Collection entries
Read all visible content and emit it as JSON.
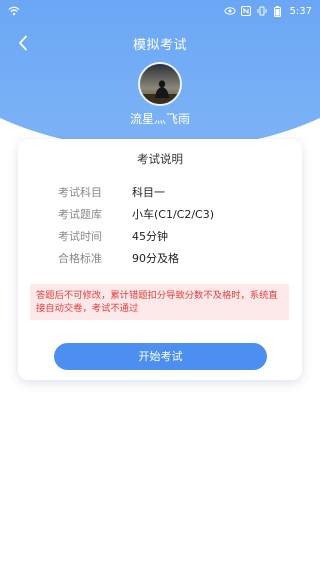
{
  "status_bar": {
    "time": "5:37",
    "signal_icon": "wifi-icon",
    "battery_icon": "battery-icon"
  },
  "header": {
    "title": "模拟考试",
    "back_icon": "chevron-left-icon"
  },
  "user": {
    "name": "流星灬飞雨"
  },
  "card": {
    "title": "考试说明",
    "rows": [
      {
        "label": "考试科目",
        "value": "科目一"
      },
      {
        "label": "考试题库",
        "value": "小车(C1/C2/C3)"
      },
      {
        "label": "考试时间",
        "value": "45分钟"
      },
      {
        "label": "合格标准",
        "value": "90分及格"
      }
    ],
    "warning": "答题后不可修改，累计错题扣分导致分数不及格时，系统直接自动交卷，考试不通过",
    "start_button": "开始考试"
  },
  "colors": {
    "primary": "#4d8ff0",
    "warning_text": "#e53d3d",
    "warning_bg": "#fde9e9"
  }
}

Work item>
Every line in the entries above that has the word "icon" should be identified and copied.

Written solution>
    "signal_icon": "wifi-icon",
    "battery_icon": "battery-icon"
    "back_icon": "chevron-left-icon"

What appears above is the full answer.